**Working data**
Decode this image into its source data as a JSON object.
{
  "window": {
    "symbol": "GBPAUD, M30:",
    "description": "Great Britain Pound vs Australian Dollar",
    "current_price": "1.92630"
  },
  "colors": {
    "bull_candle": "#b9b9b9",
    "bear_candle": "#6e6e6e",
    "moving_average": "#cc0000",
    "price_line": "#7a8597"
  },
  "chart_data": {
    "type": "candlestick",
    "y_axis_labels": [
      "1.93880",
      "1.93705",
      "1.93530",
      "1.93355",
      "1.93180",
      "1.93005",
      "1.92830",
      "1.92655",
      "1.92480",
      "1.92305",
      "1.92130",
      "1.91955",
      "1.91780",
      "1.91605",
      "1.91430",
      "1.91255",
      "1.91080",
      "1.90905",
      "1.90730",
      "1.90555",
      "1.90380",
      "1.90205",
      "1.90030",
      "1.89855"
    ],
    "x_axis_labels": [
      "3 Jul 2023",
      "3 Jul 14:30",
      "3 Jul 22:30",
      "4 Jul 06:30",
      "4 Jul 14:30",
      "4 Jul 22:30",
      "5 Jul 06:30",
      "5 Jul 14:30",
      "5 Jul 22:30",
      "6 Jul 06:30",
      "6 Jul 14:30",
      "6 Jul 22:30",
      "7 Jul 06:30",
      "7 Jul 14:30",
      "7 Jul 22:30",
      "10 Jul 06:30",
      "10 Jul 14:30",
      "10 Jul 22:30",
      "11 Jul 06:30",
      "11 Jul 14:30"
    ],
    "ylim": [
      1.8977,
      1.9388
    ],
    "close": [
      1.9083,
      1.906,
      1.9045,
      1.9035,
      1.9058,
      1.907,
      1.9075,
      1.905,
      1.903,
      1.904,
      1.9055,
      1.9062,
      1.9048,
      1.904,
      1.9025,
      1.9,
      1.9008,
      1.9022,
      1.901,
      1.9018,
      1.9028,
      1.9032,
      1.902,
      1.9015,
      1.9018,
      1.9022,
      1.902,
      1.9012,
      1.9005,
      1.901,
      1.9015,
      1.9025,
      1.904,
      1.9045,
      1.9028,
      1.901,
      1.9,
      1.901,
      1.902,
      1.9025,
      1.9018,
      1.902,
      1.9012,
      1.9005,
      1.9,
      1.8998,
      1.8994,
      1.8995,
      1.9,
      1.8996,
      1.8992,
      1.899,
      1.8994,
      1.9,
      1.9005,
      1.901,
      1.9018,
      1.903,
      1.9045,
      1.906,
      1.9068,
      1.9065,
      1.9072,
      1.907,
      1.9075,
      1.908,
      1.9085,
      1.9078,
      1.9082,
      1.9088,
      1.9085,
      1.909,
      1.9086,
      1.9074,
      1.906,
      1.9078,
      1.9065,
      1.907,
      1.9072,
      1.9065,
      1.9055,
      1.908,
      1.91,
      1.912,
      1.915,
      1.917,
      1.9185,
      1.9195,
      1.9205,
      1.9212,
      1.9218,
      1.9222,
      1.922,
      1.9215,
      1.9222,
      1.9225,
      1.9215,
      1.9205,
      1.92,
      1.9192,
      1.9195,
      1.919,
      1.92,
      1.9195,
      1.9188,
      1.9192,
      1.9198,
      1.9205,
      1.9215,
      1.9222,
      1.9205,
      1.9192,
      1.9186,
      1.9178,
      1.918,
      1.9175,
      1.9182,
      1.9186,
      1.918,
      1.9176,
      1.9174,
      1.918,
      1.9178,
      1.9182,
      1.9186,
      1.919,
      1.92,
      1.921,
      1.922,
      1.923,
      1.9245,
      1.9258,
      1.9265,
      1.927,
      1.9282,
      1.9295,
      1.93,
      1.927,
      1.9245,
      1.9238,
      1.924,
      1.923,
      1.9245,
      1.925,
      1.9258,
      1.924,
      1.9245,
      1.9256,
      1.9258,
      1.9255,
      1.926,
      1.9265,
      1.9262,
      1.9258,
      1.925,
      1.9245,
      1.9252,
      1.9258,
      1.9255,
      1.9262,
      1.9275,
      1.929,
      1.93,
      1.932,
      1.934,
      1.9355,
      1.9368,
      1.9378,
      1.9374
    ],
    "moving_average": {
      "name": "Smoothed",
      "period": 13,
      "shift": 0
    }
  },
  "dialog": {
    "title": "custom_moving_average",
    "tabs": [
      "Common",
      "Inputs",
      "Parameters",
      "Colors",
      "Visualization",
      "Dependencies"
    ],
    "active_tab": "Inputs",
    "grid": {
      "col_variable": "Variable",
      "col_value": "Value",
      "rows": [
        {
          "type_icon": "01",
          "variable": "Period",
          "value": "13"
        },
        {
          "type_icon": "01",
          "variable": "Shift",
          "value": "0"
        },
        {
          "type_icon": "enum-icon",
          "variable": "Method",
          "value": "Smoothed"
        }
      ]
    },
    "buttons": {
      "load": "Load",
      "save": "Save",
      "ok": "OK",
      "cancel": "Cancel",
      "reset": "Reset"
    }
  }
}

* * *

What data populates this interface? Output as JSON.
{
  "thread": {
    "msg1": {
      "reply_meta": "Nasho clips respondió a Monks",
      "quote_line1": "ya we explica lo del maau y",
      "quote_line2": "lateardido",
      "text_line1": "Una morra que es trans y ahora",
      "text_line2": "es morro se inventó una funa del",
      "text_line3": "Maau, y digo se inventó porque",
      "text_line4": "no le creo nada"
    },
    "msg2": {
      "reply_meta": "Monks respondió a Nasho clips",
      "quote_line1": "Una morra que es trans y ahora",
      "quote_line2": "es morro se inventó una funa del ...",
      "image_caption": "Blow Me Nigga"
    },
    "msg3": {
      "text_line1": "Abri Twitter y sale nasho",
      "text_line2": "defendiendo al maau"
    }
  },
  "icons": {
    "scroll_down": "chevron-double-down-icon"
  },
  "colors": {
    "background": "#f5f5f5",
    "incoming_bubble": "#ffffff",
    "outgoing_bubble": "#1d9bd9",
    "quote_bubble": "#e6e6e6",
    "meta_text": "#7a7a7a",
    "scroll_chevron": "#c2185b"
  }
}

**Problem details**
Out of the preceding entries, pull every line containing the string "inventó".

**Response below**
      "text_line2": "es morro se inventó una funa del",
      "text_line3": "Maau, y digo se inventó porque",
      "quote_line2": "es morro se inventó una funa del ...",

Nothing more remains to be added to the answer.